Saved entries
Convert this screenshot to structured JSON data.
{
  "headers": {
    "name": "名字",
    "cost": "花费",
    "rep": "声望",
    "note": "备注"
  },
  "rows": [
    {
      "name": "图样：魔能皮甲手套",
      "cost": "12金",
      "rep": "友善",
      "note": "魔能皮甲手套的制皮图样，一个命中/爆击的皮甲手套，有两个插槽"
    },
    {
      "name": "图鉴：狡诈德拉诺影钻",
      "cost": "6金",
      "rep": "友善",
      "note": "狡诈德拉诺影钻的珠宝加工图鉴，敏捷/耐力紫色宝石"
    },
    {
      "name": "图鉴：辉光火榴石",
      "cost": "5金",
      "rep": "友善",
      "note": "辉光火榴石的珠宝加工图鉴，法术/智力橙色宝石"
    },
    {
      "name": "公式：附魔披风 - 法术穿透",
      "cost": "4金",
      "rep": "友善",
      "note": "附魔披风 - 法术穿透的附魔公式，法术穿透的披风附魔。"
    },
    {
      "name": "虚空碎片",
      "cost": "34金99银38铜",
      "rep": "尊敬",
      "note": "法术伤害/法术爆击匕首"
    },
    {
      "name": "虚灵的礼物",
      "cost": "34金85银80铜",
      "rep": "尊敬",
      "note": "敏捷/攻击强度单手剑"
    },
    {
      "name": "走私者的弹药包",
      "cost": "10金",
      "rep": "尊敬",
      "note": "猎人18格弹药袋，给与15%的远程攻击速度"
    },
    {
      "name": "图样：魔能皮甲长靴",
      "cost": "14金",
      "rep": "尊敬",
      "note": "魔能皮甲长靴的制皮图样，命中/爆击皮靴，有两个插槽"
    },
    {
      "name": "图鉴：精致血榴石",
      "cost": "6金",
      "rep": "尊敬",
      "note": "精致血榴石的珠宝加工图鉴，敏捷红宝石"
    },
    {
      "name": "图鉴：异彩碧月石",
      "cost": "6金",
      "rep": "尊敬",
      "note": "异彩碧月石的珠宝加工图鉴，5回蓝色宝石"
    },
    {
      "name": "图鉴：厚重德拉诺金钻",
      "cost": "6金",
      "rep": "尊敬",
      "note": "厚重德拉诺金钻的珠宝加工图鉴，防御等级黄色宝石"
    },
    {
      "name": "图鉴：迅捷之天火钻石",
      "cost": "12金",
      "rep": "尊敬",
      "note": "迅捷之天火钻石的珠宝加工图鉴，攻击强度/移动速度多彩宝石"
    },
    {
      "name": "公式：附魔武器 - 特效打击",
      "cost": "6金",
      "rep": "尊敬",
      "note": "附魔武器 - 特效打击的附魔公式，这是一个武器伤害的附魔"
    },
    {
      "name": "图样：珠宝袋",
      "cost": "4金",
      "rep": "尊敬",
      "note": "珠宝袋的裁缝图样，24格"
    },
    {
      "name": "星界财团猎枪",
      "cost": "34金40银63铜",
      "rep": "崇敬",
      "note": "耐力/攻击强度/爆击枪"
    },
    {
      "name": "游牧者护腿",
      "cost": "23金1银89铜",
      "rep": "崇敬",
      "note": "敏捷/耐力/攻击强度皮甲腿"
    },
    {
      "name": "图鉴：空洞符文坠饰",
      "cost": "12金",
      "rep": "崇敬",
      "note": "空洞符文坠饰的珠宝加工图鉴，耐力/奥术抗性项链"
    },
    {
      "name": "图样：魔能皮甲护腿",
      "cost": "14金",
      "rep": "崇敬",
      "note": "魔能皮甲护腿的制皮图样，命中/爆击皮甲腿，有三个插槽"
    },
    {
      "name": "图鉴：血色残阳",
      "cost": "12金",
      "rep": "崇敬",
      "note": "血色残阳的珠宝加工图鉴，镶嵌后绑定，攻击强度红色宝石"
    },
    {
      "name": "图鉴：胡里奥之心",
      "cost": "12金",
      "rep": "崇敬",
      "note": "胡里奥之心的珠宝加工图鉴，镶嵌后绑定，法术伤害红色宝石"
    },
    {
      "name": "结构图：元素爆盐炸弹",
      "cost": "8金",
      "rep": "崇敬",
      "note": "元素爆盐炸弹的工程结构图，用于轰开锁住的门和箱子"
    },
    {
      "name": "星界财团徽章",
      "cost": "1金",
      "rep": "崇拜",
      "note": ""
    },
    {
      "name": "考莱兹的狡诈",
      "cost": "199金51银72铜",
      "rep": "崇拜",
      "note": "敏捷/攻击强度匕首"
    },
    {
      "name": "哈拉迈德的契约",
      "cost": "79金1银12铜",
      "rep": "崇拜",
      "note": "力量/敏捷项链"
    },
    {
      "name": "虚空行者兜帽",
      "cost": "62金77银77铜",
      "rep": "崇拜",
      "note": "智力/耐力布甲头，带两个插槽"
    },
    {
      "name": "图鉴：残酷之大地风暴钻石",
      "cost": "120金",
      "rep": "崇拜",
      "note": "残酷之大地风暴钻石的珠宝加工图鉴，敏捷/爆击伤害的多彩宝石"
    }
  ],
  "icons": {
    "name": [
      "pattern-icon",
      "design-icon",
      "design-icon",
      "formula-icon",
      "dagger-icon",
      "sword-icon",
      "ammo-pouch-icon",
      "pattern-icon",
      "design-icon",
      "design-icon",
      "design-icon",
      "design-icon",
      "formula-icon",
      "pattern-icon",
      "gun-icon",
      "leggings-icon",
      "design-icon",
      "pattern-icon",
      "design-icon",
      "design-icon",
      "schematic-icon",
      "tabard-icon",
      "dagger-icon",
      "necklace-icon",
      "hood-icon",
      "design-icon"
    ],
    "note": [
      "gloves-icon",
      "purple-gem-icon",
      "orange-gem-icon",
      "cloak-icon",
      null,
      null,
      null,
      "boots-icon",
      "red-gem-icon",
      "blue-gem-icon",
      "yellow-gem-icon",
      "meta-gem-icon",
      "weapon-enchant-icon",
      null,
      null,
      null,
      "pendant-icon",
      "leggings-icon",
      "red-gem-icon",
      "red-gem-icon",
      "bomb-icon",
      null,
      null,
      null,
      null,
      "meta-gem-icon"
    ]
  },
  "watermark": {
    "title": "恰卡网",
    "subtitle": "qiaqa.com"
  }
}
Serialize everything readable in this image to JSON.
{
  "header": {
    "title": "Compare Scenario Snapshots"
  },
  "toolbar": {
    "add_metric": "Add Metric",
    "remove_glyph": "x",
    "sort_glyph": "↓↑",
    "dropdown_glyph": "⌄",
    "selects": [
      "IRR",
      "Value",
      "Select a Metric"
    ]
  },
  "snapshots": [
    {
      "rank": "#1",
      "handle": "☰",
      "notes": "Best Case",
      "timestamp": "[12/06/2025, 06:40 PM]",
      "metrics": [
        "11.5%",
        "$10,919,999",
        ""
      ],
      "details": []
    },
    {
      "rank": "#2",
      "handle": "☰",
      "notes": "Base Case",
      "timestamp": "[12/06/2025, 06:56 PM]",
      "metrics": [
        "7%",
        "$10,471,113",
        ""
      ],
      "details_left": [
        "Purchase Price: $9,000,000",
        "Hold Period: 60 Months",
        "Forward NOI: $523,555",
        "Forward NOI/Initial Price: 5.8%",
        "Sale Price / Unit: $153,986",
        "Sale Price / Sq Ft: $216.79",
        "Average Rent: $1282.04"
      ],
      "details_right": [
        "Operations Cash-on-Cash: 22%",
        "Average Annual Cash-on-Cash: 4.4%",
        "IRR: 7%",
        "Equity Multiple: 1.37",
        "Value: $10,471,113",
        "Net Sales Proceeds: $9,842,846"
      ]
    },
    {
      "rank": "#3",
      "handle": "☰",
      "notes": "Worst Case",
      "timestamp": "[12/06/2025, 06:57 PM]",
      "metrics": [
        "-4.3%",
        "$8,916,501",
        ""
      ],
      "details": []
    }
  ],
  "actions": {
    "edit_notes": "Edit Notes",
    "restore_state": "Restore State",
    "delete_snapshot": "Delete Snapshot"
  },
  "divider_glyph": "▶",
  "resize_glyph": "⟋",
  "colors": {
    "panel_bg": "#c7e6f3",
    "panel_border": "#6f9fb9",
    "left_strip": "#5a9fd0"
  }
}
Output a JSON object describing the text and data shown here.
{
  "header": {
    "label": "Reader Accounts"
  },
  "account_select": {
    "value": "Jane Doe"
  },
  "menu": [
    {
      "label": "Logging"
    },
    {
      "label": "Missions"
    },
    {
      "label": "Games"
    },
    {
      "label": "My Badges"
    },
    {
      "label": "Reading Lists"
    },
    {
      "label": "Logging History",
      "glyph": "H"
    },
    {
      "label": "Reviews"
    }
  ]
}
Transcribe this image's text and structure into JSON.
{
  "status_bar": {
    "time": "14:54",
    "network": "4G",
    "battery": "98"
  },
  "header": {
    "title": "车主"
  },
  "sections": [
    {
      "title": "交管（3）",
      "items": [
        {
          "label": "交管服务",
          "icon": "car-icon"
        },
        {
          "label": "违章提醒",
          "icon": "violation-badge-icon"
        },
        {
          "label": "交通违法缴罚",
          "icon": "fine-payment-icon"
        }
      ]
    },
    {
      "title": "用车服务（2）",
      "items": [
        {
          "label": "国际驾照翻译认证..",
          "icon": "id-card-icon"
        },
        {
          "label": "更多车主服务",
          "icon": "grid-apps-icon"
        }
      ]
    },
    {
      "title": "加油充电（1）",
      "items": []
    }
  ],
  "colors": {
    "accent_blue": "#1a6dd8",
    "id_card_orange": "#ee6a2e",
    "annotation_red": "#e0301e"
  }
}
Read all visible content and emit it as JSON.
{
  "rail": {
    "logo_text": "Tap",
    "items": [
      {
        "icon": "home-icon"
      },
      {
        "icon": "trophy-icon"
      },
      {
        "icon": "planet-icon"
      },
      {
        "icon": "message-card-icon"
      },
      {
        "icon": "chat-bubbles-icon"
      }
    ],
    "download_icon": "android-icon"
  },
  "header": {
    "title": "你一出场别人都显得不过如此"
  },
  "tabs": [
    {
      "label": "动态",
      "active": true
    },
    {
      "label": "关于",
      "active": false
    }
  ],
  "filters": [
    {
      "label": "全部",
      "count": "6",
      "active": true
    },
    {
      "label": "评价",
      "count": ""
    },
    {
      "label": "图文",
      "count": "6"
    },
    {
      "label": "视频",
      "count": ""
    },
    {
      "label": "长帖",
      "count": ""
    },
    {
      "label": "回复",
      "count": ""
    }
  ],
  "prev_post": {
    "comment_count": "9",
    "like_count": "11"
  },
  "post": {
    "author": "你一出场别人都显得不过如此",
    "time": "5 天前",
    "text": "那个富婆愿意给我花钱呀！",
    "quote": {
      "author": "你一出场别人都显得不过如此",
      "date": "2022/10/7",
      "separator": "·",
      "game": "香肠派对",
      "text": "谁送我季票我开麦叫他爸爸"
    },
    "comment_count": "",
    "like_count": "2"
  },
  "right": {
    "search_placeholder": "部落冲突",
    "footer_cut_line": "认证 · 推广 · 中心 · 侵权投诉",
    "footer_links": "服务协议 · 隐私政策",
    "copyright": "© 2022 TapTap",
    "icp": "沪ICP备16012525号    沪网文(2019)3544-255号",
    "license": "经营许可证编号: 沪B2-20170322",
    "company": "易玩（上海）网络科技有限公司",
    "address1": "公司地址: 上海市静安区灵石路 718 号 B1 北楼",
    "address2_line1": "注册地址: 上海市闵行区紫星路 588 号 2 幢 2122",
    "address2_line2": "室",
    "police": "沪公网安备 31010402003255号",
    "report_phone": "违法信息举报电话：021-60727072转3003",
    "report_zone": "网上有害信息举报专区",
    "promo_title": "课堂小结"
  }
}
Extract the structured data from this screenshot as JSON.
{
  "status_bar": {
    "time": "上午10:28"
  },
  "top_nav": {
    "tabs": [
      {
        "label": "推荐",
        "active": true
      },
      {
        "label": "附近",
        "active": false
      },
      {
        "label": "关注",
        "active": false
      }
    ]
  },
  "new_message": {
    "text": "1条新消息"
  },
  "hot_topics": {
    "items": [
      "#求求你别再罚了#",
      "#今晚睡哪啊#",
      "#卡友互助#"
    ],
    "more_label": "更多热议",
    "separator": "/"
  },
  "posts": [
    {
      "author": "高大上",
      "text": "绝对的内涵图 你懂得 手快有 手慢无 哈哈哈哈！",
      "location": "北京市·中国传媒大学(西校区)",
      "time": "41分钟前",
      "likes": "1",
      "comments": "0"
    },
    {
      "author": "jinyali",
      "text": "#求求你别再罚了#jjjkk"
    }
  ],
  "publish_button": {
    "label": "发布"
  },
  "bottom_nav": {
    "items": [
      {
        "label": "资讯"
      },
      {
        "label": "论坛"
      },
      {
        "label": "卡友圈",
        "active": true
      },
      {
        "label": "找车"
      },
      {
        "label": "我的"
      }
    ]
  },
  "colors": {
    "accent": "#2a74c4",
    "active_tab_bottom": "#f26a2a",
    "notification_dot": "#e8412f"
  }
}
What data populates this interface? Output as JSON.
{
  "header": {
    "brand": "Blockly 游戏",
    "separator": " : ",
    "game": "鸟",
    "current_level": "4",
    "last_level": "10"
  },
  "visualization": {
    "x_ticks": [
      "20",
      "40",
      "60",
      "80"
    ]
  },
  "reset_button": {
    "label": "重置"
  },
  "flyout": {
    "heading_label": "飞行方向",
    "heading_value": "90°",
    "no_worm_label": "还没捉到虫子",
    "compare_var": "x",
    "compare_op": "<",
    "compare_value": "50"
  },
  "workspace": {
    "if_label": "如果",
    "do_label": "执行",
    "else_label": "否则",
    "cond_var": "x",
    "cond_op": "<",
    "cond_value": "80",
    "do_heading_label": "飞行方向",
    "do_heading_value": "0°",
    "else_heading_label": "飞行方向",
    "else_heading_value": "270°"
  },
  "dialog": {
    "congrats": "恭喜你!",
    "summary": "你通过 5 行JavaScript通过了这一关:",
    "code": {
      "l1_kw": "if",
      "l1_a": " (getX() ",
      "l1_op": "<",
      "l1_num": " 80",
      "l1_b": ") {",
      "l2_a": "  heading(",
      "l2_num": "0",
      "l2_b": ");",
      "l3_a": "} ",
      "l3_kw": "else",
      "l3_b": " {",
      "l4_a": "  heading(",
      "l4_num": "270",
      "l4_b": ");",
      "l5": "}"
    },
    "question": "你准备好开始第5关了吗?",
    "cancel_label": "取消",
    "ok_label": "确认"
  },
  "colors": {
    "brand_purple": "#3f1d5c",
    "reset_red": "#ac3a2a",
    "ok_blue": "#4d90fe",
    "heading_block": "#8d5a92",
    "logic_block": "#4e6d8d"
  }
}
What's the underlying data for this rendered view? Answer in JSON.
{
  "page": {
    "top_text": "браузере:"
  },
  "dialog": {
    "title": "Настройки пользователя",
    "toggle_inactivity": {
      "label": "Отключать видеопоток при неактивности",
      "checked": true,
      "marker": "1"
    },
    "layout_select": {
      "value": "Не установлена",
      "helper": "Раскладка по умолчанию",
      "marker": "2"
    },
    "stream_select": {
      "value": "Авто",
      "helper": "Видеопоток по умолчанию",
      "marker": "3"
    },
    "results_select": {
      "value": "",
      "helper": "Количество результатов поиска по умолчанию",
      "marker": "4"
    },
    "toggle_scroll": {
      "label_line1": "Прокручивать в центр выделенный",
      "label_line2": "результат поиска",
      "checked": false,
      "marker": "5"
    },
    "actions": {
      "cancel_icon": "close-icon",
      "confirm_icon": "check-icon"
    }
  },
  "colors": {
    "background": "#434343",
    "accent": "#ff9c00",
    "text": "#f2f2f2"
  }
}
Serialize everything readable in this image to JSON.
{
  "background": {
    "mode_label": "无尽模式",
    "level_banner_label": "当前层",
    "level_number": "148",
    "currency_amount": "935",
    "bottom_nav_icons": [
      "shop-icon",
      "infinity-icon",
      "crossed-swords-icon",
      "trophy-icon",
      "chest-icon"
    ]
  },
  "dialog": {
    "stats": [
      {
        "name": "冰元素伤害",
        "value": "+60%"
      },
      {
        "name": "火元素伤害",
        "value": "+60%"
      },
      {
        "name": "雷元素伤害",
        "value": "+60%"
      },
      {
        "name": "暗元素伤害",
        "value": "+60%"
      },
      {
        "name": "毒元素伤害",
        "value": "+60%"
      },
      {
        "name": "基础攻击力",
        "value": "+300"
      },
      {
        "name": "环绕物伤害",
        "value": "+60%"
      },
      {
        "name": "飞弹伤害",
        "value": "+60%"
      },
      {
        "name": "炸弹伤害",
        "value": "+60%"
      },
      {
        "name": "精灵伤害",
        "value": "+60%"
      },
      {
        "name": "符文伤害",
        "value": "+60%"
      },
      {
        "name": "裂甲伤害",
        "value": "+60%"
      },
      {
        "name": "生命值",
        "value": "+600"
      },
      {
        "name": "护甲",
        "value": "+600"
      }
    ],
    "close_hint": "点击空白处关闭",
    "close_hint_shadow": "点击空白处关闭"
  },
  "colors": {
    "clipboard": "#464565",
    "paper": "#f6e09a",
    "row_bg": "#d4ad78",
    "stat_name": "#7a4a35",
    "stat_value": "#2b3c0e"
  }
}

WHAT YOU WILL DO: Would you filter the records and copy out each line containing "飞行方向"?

EXPECTED ANSWER:
    "heading_label": "飞行方向",
    "do_heading_label": "飞行方向",
    "else_heading_label": "飞行方向",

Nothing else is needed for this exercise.